“We have taken up the huge challenge of dialogue and negotiation. Republicans have had the courage to move first. They have had the bravery to set aside long-held methods of struggle and to forge new ones. In this we salute the Volunteers of Óglaigh na hÉireann, the Irish Republican Army, who helped to bring the republican struggle united and intact into a new era.
“A great debt is owed also to the members and supporters of Sinn Féin throughout Ireland. You have been key participants in the republican peace strategy.
“Over a decade ago we were central to the negotiation of the Good Friday Agreement and all that can flow from it. While short of our ultimate objective, we ensured that the Agreement was based on the principle of equality and had the potential to move the struggle forward. Our judgement was correct and, as a result, politics on this island has been transformed.

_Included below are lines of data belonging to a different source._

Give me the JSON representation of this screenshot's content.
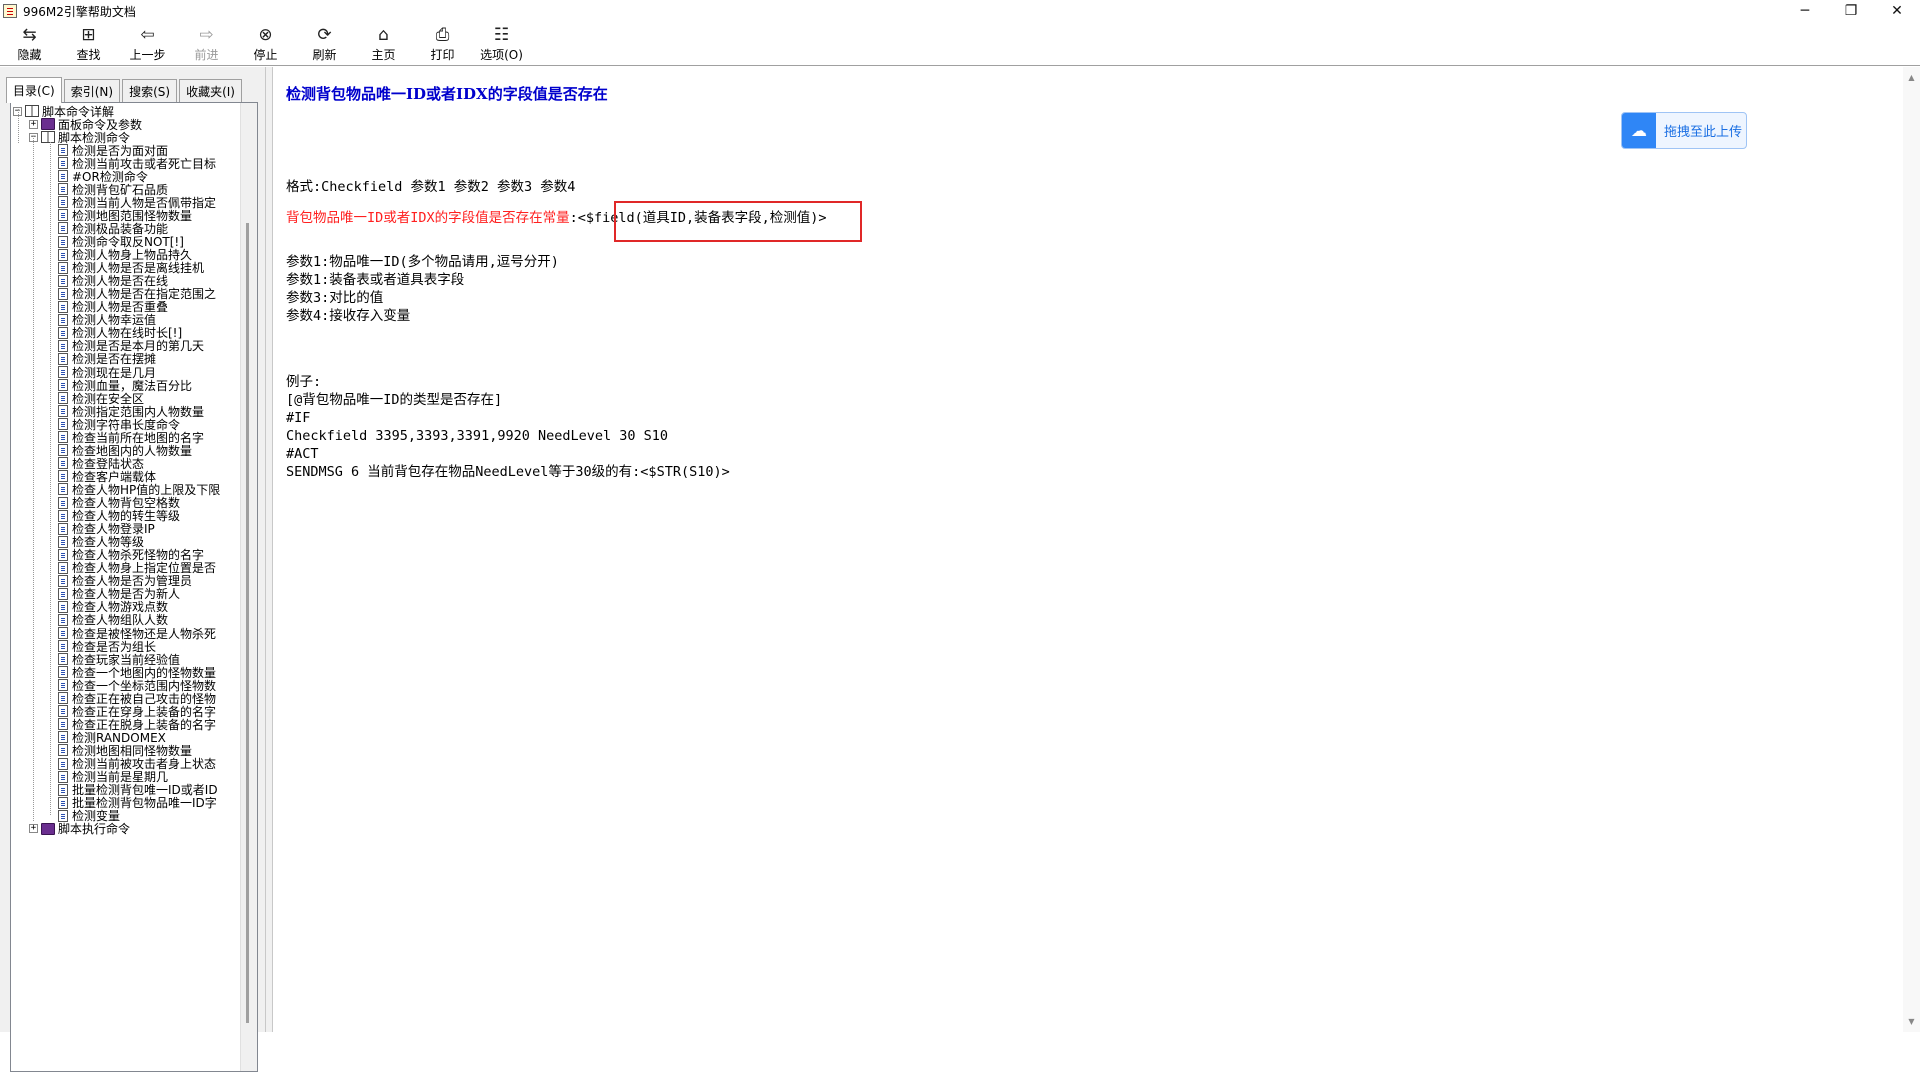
{
  "window": {
    "title": "996M2引擎帮助文档",
    "minimize": "─",
    "maximize": "❐",
    "close": "✕"
  },
  "toolbar": [
    {
      "label": "隐藏",
      "icon": "hide-icon",
      "glyph": "⇆",
      "enabled": true
    },
    {
      "label": "查找",
      "icon": "find-icon",
      "glyph": "⊞",
      "enabled": true
    },
    {
      "label": "上一步",
      "icon": "back-icon",
      "glyph": "⇦",
      "enabled": true
    },
    {
      "label": "前进",
      "icon": "forward-icon",
      "glyph": "⇨",
      "enabled": false
    },
    {
      "label": "停止",
      "icon": "stop-icon",
      "glyph": "⊗",
      "enabled": true
    },
    {
      "label": "刷新",
      "icon": "refresh-icon",
      "glyph": "⟳",
      "enabled": true
    },
    {
      "label": "主页",
      "icon": "home-icon",
      "glyph": "⌂",
      "enabled": true
    },
    {
      "label": "打印",
      "icon": "print-icon",
      "glyph": "⎙",
      "enabled": true
    },
    {
      "label": "选项(O)",
      "icon": "options-icon",
      "glyph": "☷",
      "enabled": true
    }
  ],
  "tabs": [
    {
      "label": "目录(C)",
      "active": true
    },
    {
      "label": "索引(N)",
      "active": false
    },
    {
      "label": "搜索(S)",
      "active": false
    },
    {
      "label": "收藏夹(I)",
      "active": false
    }
  ],
  "tree": {
    "root": {
      "label": "脚本命令详解",
      "expander": "−"
    },
    "panel_commands": {
      "label": "面板命令及参数",
      "expander": "+"
    },
    "script_check": {
      "label": "脚本检测命令",
      "expander": "−"
    },
    "items": [
      "检测是否为面对面",
      "检测当前攻击或者死亡目标",
      "#OR检测命令",
      "检测背包矿石品质",
      "检测当前人物是否佩带指定",
      "检测地图范围怪物数量",
      "检测极品装备功能",
      "检测命令取反NOT[!]",
      "检测人物身上物品持久",
      "检测人物是否是离线挂机",
      "检测人物是否在线",
      "检测人物是否在指定范围之",
      "检测人物是否重叠",
      "检测人物幸运值",
      "检测人物在线时长[!]",
      "检测是否是本月的第几天",
      "检测是否在摆摊",
      "检测现在是几月",
      "检测血量，魔法百分比",
      "检测在安全区",
      "检测指定范围内人物数量",
      "检测字符串长度命令",
      "检查当前所在地图的名字",
      "检查地图内的人物数量",
      "检查登陆状态",
      "检查客户端载体",
      "检查人物HP值的上限及下限",
      "检查人物背包空格数",
      "检查人物的转生等级",
      "检查人物登录IP",
      "检查人物等级",
      "检查人物杀死怪物的名字",
      "检查人物身上指定位置是否",
      "检查人物是否为管理员",
      "检查人物是否为新人",
      "检查人物游戏点数",
      "检查人物组队人数",
      "检查是被怪物还是人物杀死",
      "检查是否为组长",
      "检查玩家当前经验值",
      "检查一个地图内的怪物数量",
      "检查一个坐标范围内怪物数",
      "检查正在被自己攻击的怪物",
      "检查正在穿身上装备的名字",
      "检查正在脱身上装备的名字",
      "检测RANDOMEX",
      "检测地图相同怪物数量",
      "检测当前被攻击者身上状态",
      "检测当前是星期几",
      "批量检测背包唯一ID或者ID",
      "批量检测背包物品唯一ID字",
      "检测变量"
    ],
    "exec_commands": {
      "label": "脚本执行命令",
      "expander": "+"
    }
  },
  "content": {
    "title": "检测背包物品唯一ID或者IDX的字段值是否存在",
    "format_line": "格式:Checkfield 参数1 参数2 参数3 参数4",
    "constant_label": "背包物品唯一ID或者IDX的字段值是否存在常量",
    "constant_value": ":<$field(道具ID,装备表字段,检测值)>",
    "params": [
      "参数1:物品唯一ID(多个物品请用,逗号分开)",
      "参数1:装备表或者道具表字段",
      "参数3:对比的值",
      "参数4:接收存入变量"
    ],
    "example_label": "例子:",
    "example_lines": [
      "[@背包物品唯一ID的类型是否存在]",
      "#IF",
      "Checkfield 3395,3393,3391,9920 NeedLevel 30 S10",
      "#ACT",
      "SENDMSG 6 当前背包存在物品NeedLevel等于30级的有:<$STR(S10)>"
    ],
    "upload_button": "拖拽至此上传"
  },
  "colors": {
    "title_blue": "#0000cc",
    "constant_red": "#ff2020",
    "highlight_red": "#e02828",
    "upload_blue": "#2f86f6"
  }
}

“Sinn Féin is now in a power-sharing government here in the Six Counties. The Good Friday Agreement and the St Andrew’s Agreement have seen the establishment of an Assembly and an Executive in which power is shared between nationalists and unionists and an All-Ireland Ministerial Council. The All-Ireland Ministerial Council and the structures for all-Ireland co-operation should be seen as opening the way to a new era of governance on this island.
“I commend the leadership being given to the people of Tyrone by Sinn Féin in this county. It is a sign of your strength and the effective leadership you have given that today, for the first time, Sinn Féin holds the chairs of all four district councils in Tyrone – Michelle O’Neill, the first woman to occupy that position in Dungannon and South Tyrone, Declan McAleer in Omagh, John McNamee in Cookstown, and Michaela Boyle in Strabane. And Tyrone republicans ensured the re-election of the three Sinn Féin MPs who represent this county – Michelle Gildernew, Pat Doherty and Martin McGuinness. Maith sibh uile.
“These electoral advances are hugely important. They place on us a great responsibility to represent the people who elect us and to bring about the real progress to which we are committed. We need to help make a positive difference in the lives of people in all communities. But we need to do more. We need to use the political strength and platform we have been given to advance towards the ultimate goal for which our comrades died.
“That goal remains the same and our commitment to it remains undiminished. Our aim is an end to partition, a united Ireland and a new Republic on this island, a Republic truly worthy of the name. We are determined to reach that destination and we will achieve freedom. Ar aghaidh linn le chéile chun saoirse.